▶ THE TASK: Work through the entries below and show every line in which "data" is found.

BEGIN RECORD SET

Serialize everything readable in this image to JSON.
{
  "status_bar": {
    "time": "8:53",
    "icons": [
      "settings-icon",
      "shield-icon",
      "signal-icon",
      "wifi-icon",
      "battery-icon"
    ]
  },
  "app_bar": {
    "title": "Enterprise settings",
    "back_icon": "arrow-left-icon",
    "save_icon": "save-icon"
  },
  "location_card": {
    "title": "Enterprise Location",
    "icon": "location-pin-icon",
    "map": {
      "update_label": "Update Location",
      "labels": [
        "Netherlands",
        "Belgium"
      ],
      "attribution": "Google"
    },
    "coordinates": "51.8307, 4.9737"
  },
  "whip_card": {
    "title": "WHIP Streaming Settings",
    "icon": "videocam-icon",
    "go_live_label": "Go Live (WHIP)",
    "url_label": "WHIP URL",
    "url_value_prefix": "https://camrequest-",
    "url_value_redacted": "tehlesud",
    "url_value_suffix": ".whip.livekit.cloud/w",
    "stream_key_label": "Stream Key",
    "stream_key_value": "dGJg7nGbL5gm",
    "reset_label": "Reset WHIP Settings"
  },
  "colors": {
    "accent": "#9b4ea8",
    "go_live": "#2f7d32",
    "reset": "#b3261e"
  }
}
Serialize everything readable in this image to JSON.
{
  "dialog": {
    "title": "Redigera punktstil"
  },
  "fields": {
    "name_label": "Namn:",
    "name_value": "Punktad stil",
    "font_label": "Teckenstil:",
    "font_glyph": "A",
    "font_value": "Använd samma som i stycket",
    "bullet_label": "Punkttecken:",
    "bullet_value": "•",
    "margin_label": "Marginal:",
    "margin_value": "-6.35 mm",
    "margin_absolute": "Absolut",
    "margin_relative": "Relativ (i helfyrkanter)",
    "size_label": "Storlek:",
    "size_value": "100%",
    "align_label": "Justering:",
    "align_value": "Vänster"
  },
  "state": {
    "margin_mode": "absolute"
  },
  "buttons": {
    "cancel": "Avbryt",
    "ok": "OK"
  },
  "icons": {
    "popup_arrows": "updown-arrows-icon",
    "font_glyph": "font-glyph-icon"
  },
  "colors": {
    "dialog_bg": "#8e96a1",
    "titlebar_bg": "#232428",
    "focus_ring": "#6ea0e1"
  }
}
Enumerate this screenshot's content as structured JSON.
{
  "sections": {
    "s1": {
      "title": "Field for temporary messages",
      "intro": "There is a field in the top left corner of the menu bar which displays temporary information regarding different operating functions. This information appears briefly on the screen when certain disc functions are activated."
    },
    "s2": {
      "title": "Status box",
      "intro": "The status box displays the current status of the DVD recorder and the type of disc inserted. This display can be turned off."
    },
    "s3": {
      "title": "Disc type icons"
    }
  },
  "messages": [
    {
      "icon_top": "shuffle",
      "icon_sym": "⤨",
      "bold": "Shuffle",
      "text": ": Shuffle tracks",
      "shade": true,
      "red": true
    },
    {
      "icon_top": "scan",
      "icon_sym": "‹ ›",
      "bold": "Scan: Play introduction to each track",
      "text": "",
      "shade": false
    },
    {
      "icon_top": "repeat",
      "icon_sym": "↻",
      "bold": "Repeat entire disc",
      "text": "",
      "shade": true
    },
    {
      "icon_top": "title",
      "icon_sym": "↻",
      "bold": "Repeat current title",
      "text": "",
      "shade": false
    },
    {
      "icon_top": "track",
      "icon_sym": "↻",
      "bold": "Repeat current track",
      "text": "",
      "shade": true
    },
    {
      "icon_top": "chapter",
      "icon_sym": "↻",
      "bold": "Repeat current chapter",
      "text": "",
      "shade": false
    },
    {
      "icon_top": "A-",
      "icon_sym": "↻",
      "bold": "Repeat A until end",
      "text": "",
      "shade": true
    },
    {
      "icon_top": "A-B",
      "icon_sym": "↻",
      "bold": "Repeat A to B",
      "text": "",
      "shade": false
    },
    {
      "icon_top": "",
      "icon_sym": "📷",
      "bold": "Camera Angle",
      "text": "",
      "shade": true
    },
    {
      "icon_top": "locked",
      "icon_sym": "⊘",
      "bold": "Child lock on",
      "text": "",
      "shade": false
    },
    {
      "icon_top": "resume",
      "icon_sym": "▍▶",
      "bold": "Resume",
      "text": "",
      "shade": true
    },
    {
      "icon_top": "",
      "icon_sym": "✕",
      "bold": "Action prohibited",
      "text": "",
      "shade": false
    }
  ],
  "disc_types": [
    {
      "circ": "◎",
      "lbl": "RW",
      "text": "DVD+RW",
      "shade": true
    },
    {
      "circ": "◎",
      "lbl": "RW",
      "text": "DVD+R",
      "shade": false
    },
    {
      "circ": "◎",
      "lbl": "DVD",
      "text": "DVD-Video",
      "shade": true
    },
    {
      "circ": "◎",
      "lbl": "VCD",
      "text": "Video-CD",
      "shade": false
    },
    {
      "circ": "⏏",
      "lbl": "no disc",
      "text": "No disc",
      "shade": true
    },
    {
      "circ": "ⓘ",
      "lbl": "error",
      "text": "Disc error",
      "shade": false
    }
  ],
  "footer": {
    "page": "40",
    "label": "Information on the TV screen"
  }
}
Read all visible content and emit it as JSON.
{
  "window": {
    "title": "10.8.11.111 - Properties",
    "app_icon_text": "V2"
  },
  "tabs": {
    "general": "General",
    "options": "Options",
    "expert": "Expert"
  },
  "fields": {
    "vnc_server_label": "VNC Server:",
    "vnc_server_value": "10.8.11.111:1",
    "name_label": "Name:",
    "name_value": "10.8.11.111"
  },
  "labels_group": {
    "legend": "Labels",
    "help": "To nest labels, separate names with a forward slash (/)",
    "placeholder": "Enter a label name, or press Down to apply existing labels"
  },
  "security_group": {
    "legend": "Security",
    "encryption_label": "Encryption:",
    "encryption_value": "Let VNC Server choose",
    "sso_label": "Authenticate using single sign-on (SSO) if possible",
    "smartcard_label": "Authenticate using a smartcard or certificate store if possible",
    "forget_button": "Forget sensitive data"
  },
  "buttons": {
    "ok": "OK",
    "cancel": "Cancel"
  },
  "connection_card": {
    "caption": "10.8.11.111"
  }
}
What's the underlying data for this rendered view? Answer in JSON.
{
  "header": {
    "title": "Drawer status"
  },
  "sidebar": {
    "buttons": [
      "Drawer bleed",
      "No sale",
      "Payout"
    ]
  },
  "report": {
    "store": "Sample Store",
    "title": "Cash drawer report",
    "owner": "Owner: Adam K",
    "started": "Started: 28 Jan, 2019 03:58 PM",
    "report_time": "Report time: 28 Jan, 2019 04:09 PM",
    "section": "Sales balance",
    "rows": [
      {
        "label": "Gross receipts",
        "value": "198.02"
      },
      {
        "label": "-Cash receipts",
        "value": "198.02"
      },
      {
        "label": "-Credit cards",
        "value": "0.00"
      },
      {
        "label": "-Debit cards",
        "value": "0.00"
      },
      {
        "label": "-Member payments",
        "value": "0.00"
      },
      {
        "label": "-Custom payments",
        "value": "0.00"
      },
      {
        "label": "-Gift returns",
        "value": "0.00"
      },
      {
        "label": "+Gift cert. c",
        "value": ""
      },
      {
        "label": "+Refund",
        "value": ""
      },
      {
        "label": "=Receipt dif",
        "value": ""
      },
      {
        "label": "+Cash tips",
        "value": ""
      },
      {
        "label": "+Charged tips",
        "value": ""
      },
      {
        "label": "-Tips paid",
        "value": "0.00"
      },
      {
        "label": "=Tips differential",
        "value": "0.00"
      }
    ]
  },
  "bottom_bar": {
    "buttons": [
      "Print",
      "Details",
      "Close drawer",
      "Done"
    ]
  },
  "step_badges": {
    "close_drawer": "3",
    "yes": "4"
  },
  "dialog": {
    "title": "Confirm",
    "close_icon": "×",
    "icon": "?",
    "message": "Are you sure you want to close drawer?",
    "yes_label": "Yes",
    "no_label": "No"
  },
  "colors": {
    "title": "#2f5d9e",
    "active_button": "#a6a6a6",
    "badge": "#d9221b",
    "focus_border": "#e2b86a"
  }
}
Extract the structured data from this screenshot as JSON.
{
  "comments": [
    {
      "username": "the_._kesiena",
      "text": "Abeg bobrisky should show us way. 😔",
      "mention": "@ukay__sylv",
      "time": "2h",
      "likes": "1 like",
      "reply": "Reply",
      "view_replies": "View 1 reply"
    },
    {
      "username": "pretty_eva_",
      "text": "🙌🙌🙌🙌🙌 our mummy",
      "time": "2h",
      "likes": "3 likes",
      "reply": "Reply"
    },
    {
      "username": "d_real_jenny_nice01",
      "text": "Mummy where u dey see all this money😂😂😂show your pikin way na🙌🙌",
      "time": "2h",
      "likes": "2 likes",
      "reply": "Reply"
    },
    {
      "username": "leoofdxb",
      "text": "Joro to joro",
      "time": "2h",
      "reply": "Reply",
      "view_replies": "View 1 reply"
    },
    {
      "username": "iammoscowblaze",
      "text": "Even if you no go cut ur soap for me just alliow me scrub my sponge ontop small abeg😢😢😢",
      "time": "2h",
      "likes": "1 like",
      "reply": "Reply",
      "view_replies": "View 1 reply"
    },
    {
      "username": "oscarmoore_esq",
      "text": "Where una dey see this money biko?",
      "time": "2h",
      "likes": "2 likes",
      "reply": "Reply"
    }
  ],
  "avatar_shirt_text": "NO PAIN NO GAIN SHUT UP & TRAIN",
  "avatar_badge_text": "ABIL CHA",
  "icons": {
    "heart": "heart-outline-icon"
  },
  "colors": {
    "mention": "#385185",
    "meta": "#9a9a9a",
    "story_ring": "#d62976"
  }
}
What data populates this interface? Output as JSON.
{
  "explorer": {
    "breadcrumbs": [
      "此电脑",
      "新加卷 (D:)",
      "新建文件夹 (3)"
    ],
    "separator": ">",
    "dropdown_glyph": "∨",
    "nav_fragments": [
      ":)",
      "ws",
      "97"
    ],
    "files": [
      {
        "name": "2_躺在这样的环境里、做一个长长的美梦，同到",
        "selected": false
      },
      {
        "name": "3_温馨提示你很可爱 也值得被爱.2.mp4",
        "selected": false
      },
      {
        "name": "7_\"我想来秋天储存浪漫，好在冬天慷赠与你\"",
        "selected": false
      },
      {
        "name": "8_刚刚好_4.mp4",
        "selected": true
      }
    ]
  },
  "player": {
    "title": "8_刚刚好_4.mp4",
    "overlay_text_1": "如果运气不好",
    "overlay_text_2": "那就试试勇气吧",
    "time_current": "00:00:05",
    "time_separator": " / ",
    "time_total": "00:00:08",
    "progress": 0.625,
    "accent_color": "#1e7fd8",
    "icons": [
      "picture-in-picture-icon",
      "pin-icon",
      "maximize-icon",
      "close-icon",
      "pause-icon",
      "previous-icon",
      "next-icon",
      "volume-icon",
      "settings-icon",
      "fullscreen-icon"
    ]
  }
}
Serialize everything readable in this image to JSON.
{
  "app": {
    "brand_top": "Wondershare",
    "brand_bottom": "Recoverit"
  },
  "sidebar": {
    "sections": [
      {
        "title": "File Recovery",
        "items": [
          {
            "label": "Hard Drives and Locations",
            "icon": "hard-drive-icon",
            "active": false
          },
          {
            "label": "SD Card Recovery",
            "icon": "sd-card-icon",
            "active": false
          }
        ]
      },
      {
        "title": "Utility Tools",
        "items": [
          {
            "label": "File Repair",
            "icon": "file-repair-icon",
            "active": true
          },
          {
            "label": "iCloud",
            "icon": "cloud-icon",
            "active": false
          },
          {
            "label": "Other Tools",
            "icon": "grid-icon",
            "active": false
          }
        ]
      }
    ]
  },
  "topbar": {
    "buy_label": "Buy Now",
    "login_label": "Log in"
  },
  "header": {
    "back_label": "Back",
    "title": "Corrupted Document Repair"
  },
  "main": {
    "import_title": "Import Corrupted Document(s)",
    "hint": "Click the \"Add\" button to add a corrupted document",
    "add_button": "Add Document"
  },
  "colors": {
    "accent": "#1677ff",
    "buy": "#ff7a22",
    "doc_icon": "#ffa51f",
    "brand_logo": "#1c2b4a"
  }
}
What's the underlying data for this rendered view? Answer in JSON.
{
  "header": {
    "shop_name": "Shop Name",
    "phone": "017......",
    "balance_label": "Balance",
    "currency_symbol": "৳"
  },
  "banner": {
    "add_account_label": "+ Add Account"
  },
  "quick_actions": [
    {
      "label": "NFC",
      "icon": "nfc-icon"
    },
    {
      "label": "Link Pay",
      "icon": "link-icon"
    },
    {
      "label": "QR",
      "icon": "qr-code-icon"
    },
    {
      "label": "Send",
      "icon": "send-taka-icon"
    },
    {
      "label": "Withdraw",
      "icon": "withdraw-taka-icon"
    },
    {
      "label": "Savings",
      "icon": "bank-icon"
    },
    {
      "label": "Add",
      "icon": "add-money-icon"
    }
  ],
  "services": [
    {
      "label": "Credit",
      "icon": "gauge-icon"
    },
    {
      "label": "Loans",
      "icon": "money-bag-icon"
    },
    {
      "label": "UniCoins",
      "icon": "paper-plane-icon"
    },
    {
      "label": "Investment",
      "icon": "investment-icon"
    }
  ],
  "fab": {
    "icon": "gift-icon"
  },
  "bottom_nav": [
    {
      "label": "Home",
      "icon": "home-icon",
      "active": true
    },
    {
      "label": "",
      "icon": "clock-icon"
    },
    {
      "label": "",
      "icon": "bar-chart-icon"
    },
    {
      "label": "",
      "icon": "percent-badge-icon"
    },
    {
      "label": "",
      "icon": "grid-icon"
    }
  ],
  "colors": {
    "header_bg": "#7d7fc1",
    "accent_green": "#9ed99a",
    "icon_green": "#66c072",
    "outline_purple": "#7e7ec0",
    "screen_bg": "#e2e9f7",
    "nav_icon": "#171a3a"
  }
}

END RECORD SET

▶ SOLUTION TO THIS PROBLEM:
    "forget_button": "Forget sensitive data"
What's the underlying data for this rendered view? Answer in JSON.
Extract the structured data from this screenshot as JSON.
What data populates this interface? Output as JSON.
What's the underlying data for this rendered view? Answer in JSON.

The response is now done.